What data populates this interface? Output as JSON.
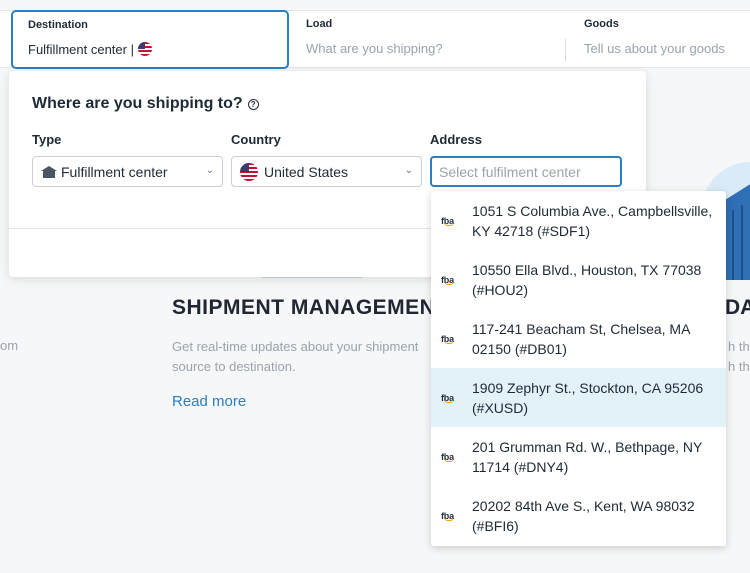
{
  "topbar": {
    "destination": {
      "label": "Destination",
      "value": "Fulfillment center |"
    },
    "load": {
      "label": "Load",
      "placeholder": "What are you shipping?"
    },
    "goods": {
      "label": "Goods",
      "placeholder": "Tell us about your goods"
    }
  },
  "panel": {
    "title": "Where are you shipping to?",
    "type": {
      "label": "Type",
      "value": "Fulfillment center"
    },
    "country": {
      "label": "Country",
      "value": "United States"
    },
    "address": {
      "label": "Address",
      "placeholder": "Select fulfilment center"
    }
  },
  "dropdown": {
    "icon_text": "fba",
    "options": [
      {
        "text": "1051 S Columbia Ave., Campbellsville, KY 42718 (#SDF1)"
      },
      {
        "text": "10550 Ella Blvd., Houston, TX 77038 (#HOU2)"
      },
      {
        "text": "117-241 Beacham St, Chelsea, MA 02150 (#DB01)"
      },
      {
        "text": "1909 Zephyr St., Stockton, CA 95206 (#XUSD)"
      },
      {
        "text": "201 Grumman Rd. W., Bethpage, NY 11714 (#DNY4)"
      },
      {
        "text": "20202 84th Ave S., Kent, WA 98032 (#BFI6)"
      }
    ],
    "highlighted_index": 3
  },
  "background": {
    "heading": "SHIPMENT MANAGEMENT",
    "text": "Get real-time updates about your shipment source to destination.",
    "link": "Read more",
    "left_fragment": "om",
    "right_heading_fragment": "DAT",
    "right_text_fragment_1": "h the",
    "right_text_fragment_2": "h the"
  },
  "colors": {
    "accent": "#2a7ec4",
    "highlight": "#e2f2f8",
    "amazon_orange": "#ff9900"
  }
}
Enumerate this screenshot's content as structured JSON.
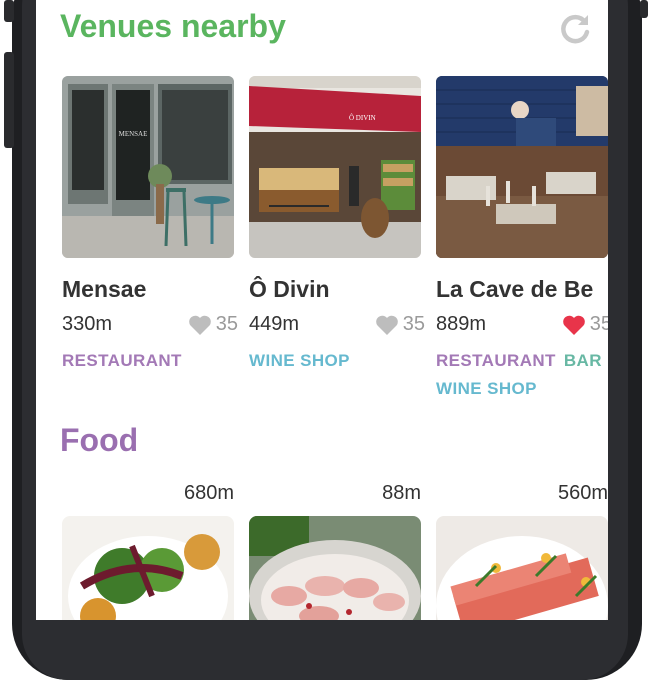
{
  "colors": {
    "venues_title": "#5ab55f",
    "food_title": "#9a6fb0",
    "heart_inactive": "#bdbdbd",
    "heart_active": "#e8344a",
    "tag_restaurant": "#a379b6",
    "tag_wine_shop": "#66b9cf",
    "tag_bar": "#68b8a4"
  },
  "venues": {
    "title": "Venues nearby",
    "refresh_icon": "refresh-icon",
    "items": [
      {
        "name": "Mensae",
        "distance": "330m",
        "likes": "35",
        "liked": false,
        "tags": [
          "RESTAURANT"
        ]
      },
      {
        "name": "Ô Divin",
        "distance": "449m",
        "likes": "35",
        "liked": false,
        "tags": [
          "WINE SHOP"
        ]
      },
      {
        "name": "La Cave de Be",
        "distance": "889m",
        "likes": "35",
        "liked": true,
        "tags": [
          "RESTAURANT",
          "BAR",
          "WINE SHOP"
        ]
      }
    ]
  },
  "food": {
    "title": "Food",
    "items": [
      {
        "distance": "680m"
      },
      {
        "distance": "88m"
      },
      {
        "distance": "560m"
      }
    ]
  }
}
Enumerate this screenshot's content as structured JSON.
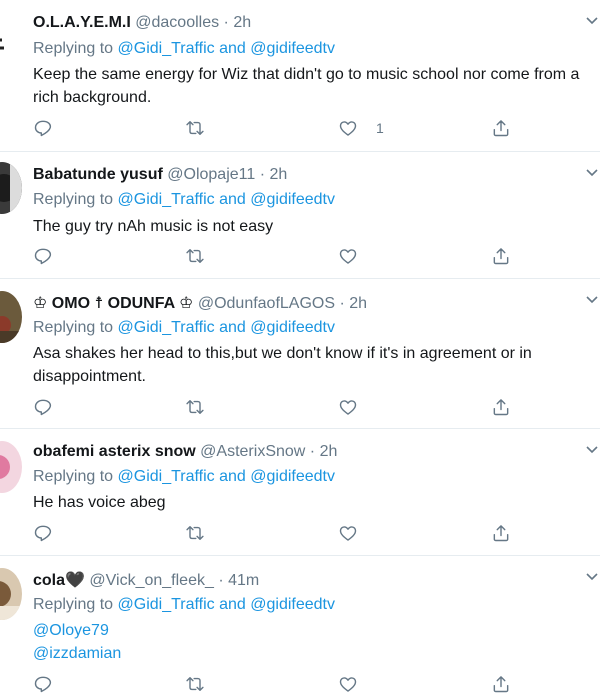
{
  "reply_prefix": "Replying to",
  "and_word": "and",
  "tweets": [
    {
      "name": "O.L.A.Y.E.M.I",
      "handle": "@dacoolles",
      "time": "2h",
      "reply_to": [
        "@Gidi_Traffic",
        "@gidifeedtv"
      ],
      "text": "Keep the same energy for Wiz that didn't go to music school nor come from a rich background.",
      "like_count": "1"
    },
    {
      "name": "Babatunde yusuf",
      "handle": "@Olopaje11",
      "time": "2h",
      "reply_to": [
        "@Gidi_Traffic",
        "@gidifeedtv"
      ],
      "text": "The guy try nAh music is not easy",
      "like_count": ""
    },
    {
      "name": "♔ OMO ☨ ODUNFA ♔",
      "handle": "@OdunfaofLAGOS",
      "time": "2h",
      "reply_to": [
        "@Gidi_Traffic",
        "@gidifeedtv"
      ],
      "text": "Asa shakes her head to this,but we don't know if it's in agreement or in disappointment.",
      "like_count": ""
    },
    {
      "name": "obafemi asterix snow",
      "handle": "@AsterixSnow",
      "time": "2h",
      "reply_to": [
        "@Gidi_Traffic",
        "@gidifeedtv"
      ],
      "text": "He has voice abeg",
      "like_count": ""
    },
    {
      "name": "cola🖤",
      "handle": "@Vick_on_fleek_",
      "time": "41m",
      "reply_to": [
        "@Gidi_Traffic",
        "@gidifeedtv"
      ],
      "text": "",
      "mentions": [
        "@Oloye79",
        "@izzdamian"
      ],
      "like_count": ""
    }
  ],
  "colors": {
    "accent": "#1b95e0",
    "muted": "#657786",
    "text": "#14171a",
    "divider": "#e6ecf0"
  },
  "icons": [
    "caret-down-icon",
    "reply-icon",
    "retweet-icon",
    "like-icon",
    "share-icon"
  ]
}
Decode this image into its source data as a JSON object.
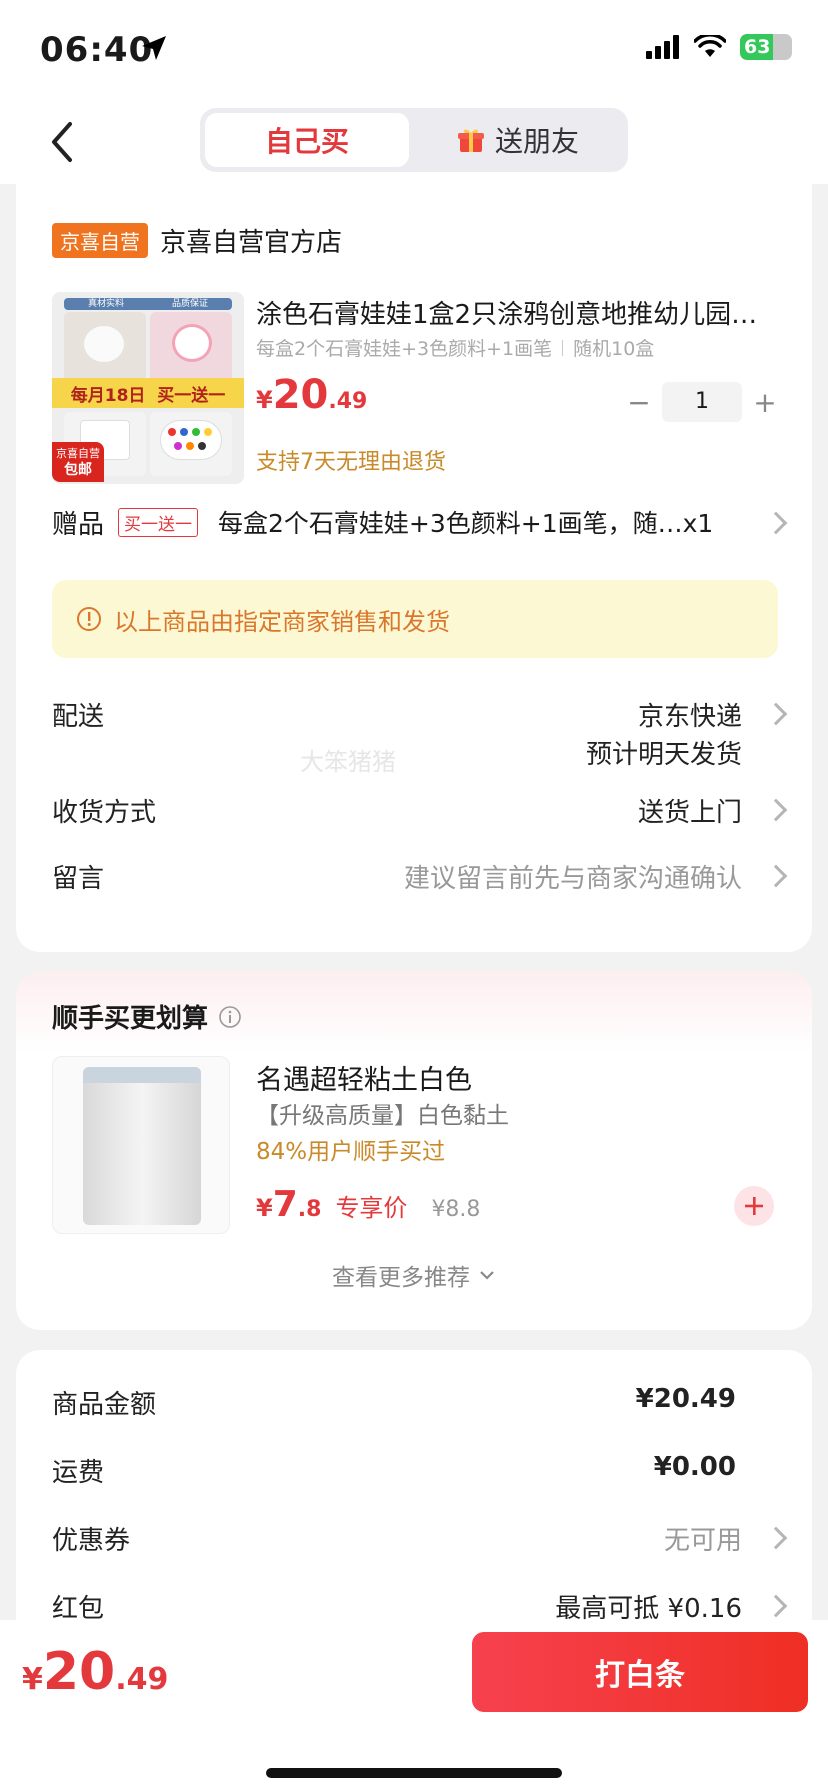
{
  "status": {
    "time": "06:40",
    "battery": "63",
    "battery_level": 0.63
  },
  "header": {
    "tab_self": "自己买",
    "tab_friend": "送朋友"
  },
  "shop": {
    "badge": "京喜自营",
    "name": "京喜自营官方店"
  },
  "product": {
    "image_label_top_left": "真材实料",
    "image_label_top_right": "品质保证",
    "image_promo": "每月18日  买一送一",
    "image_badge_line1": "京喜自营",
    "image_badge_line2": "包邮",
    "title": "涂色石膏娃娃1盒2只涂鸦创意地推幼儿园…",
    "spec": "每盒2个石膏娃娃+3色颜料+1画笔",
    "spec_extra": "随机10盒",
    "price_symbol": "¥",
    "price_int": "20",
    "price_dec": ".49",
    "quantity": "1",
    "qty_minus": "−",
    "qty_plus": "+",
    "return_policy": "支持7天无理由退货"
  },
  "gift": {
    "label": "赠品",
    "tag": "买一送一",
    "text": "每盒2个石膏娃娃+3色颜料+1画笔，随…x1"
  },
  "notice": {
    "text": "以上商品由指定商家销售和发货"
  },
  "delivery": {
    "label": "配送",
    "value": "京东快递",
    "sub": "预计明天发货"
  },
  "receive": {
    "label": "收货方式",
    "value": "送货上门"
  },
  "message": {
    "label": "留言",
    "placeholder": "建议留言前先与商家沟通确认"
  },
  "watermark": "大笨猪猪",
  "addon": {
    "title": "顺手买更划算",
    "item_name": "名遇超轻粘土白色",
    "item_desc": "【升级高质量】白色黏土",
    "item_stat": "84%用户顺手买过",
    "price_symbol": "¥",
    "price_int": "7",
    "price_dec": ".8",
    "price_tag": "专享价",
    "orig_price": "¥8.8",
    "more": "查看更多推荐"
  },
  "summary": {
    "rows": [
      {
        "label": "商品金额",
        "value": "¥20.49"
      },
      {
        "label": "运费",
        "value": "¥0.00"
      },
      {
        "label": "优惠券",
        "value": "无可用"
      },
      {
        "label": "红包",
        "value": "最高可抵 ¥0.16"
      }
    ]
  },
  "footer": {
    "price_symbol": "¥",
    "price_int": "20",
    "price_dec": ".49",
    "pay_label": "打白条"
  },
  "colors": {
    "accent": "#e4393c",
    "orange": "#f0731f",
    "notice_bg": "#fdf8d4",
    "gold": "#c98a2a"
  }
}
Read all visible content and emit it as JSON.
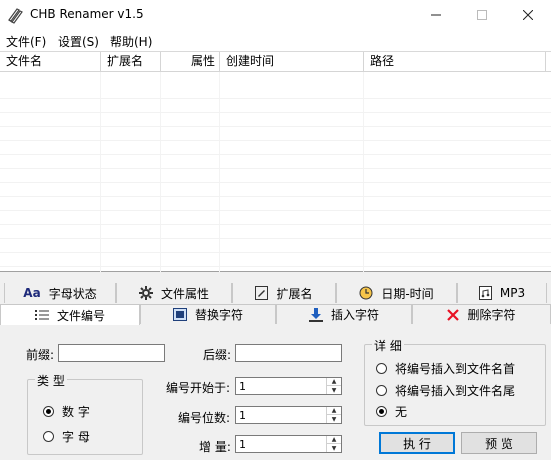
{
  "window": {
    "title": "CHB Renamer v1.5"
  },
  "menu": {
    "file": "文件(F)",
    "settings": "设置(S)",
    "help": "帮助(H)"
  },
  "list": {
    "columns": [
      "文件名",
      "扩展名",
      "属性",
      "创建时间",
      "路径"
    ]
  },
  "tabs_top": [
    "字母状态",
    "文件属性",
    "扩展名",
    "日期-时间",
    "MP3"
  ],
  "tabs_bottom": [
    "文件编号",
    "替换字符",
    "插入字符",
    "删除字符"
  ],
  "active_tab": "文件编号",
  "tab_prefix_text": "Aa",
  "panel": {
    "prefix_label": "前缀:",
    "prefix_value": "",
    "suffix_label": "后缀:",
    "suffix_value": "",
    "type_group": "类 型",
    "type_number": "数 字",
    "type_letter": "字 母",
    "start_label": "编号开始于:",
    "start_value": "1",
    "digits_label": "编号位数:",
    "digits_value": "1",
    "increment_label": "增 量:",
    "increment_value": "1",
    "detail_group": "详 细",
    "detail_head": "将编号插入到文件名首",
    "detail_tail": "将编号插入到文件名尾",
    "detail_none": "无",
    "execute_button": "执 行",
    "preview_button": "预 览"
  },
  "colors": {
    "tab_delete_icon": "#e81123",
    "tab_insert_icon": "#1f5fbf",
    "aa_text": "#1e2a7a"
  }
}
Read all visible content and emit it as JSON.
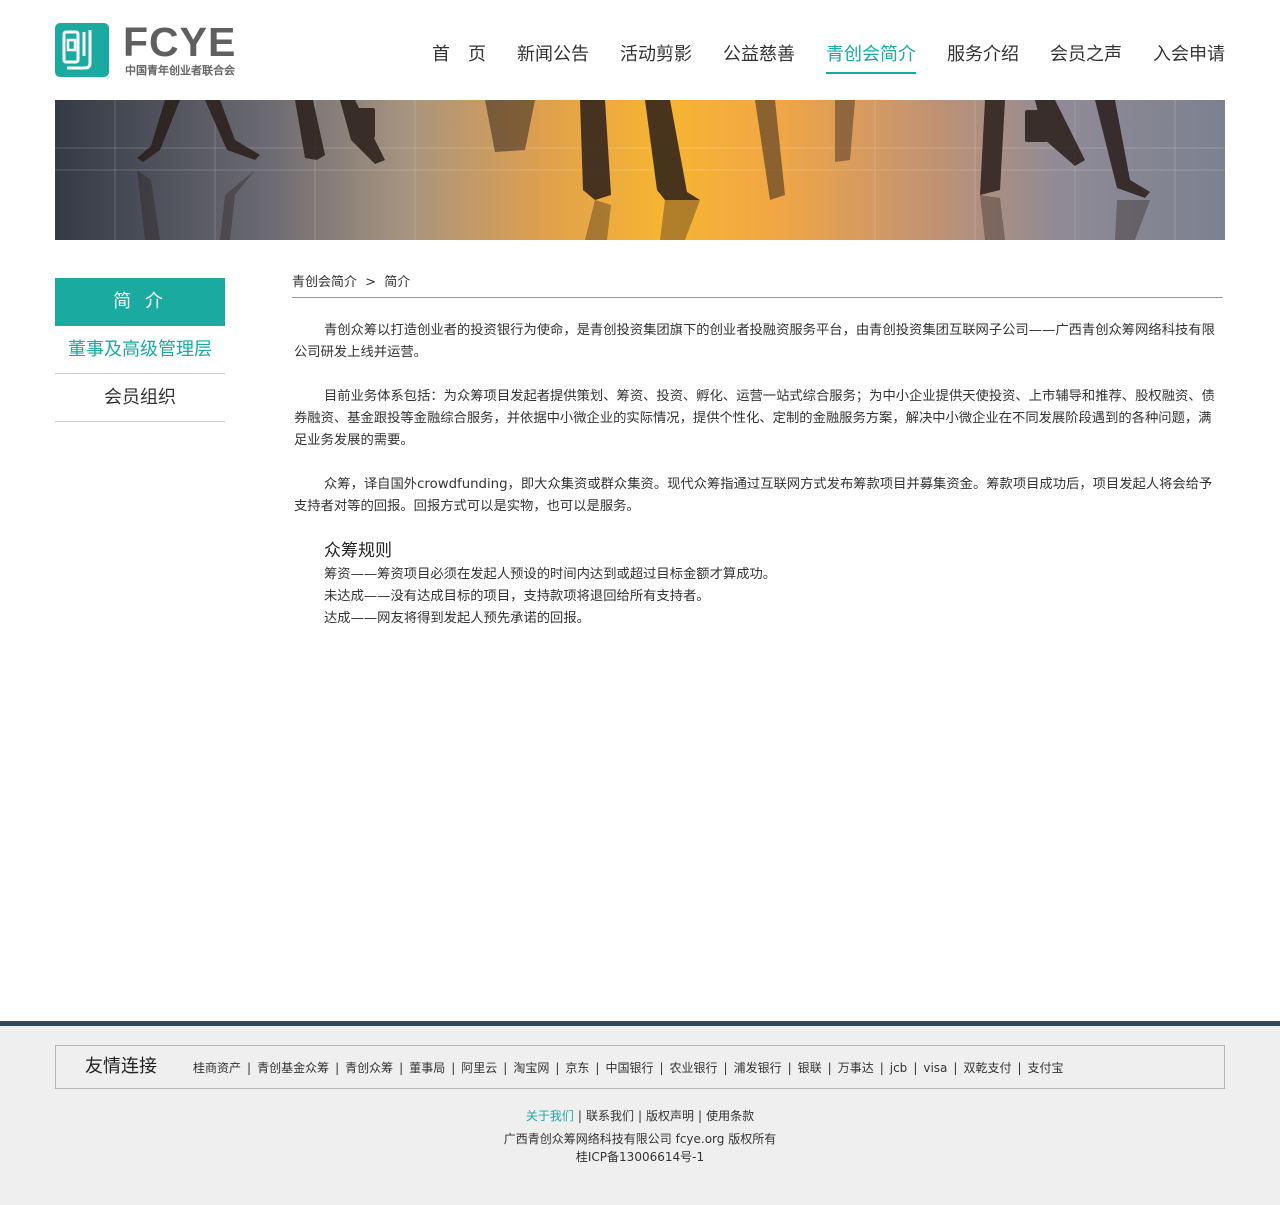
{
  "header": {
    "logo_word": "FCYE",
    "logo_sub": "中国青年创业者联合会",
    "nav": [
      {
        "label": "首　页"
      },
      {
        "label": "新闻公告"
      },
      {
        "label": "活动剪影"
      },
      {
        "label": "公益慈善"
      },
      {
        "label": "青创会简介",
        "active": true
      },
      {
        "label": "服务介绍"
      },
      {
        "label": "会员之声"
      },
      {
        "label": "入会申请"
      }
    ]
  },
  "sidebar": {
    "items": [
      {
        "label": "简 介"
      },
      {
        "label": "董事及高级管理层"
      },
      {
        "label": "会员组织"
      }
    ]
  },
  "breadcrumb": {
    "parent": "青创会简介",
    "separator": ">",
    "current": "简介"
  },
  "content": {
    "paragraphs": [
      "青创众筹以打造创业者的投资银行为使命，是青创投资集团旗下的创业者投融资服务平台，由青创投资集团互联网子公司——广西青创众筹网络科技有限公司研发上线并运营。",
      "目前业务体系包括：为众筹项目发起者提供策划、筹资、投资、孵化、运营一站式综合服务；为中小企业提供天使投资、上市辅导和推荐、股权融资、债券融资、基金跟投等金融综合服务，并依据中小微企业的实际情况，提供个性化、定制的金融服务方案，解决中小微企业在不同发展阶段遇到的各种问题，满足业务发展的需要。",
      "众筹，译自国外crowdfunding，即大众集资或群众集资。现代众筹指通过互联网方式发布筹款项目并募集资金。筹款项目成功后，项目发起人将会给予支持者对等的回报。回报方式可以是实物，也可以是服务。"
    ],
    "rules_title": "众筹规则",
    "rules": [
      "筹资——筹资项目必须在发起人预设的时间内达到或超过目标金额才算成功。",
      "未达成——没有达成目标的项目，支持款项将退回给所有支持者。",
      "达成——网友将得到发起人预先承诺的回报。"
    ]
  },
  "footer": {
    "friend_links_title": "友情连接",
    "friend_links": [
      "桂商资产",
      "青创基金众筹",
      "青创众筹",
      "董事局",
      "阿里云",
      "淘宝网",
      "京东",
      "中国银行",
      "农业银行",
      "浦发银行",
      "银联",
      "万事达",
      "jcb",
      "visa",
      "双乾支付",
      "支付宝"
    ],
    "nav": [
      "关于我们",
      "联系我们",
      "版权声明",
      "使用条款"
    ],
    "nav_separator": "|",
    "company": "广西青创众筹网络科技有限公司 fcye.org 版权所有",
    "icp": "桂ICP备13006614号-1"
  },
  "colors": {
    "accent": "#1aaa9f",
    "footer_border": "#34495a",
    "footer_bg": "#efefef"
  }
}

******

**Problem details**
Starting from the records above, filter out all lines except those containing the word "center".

**Output of the exercise**
      "value": "Fulfillment center |"
      "value": "Fulfillment center"
      "placeholder": "Select fulfilment center"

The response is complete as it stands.